Across both checking and savings accounts, big banks normally pay little to no interest. Most checking accounts won’t offer the feature and those that do likely pay less than 0.1%.
Consider the Following When Picking a Checking Account
Choosing a checking account should focus on your specific needs and how you plan to use the account. Here are some factors to consider.
Fees and other costs
One of the first things to consider when looking at a checking account, or any bank account for that matter, is the list of fees you may have to pay.
Some banks have excellent products with no fees you have to pay to open and use an account in basic ways. Others have a long list of maintenance fees, per check processing fees, minimum balance fees, and more.
Virtually no bank is genuinely fee-free.
If you want to use some less commonly used services, you’ll probably have to pay a fee. This could include stopping payment on a check or sending a wire transfer.
The key is finding an account that costs you little to no money for how you plan to use it regularly.
Does the account pay interest?
Checking accounts aren’t opened to help you earn interest on your money. Most people use savings accounts, certificates of deposit, or other investments for this need. That said, some checking accounts are interest-bearing and offer a small amount of interest. View this as a bonus.
A small subset of rewards checking accounts may pay higher interest rates. These accounts usually require you to meet certain monthly transaction minimums to earn a higher interest rate. The higher interest rate is typically limited to a particular dollar amount in the account.

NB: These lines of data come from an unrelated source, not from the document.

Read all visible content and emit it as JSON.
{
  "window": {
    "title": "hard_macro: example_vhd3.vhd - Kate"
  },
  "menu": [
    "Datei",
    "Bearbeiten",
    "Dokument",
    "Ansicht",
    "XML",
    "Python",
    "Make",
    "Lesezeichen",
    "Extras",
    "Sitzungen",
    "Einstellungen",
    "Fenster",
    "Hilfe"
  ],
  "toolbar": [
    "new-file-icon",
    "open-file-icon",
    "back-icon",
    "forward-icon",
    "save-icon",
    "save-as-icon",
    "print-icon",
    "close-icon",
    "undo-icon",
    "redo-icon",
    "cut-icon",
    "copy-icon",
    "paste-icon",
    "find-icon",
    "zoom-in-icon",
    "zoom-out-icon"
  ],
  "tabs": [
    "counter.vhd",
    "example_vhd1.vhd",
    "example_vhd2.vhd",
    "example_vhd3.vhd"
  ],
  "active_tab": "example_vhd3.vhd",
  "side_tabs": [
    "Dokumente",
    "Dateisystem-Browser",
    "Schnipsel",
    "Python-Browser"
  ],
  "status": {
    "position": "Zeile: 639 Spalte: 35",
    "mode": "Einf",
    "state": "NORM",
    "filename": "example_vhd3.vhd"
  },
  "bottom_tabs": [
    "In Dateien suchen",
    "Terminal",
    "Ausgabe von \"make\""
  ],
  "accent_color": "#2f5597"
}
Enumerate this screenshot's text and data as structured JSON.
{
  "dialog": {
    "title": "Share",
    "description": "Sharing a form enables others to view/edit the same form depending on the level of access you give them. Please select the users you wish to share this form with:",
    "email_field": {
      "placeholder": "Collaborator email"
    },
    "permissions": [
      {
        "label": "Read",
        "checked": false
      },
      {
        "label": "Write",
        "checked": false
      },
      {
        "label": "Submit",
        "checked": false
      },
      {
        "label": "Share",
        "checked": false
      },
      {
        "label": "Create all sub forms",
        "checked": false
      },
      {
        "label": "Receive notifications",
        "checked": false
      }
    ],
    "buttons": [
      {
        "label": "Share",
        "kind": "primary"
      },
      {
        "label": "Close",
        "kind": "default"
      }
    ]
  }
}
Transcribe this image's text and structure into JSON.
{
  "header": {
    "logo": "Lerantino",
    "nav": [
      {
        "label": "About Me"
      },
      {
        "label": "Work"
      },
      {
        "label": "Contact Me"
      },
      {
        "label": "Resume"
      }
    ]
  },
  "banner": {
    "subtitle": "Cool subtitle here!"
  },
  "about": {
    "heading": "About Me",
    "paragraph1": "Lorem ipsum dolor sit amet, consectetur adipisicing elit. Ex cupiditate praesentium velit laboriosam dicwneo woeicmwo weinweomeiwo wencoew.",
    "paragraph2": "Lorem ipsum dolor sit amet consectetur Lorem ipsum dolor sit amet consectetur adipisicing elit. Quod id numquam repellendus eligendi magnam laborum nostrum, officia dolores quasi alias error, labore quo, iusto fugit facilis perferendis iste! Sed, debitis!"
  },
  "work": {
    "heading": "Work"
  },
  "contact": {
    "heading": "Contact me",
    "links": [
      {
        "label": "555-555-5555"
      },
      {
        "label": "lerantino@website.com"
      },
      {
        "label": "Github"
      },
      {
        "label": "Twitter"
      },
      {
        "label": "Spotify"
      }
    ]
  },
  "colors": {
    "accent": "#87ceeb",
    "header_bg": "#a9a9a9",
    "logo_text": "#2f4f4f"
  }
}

Having access to your checking account in the way that makes the most sense for you is critical. Evaluate how you can access your accounts and money when you need it.
For many people, that may be a focus on online banking, mobile banking, and a solid ATM network (or waivers and reimbursements for ATM fees). For others, a preference for visiting a convenient local branch may be the best option.
Mobile banking experience
Before you sign up for a bank account, look into the bank’s mobile or online banking reviews. If their platforms are hard to use, you may want to look for a better option.
Banking solutions for other needs
Banks provide many services other than checking accounts. While a free checking account should be a priority, it may be worth paying a little bit for a checking account if the bank provides other services you need.
For example, you may want to meet with a financial advisor, mortgage officer, or another loan officer. If a bank has top-notch service in these areas and you value this, it may be worth accepting a slightly sub-optimal checking account.
Make sure to look into payment services, too. Investigate whether wire transfers, money orders, or person-to-person payments, such as Zelle, are options and how much they cost.
You Choose the Perfect Fit
Banking is not one size fits all. Make a list of what’s important to you before looking for a checking account.
After that, you can look at our options above and other potential solutions to find the perfect fit for your needs.